▶ **WHAT IS BEING ASKED**: Every line below that holds the string "time" should be copied.

[Element data from apps and pages]
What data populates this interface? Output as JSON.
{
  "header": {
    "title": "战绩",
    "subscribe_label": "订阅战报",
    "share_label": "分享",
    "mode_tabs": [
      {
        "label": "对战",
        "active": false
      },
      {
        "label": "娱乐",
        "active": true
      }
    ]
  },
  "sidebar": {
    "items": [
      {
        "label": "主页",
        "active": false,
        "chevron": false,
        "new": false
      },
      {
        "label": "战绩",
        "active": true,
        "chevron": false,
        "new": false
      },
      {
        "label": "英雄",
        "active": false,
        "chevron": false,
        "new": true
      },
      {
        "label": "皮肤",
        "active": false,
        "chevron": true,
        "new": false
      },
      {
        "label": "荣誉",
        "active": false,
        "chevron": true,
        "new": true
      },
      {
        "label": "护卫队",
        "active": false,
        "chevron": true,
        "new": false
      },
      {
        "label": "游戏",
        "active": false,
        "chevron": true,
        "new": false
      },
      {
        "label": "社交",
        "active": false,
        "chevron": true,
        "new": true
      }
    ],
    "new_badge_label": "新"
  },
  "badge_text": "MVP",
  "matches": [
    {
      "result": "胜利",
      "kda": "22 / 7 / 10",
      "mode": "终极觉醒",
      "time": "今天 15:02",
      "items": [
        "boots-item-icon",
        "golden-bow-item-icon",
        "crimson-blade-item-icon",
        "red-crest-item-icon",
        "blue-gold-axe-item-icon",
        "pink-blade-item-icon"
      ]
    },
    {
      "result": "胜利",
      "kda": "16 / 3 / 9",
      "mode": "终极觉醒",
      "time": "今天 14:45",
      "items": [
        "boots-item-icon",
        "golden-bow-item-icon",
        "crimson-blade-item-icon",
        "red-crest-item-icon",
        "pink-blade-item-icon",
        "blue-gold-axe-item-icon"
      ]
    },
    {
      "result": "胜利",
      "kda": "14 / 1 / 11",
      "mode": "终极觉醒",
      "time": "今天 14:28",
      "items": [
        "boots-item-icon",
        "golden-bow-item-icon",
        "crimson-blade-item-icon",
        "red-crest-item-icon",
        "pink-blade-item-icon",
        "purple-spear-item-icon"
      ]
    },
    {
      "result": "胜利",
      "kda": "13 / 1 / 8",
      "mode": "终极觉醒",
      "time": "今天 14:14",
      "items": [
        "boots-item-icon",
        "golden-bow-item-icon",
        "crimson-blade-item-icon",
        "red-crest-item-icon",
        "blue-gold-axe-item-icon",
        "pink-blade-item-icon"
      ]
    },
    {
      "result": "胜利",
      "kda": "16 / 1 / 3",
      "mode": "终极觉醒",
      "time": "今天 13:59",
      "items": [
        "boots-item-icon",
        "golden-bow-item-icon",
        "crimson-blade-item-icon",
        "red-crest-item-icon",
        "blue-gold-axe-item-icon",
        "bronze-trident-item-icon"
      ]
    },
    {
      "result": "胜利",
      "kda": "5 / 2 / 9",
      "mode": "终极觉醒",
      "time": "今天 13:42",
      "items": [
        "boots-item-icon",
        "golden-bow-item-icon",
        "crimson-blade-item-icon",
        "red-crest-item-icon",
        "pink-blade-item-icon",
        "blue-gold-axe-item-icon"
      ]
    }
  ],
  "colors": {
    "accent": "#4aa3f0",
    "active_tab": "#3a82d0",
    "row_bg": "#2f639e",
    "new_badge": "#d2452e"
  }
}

▶ **SOLVED EXERCISE**:
      "time": "今天 15:02",
      "time": "今天 14:45",
      "time": "今天 14:28",
      "time": "今天 14:14",
      "time": "今天 13:59",
      "time": "今天 13:42",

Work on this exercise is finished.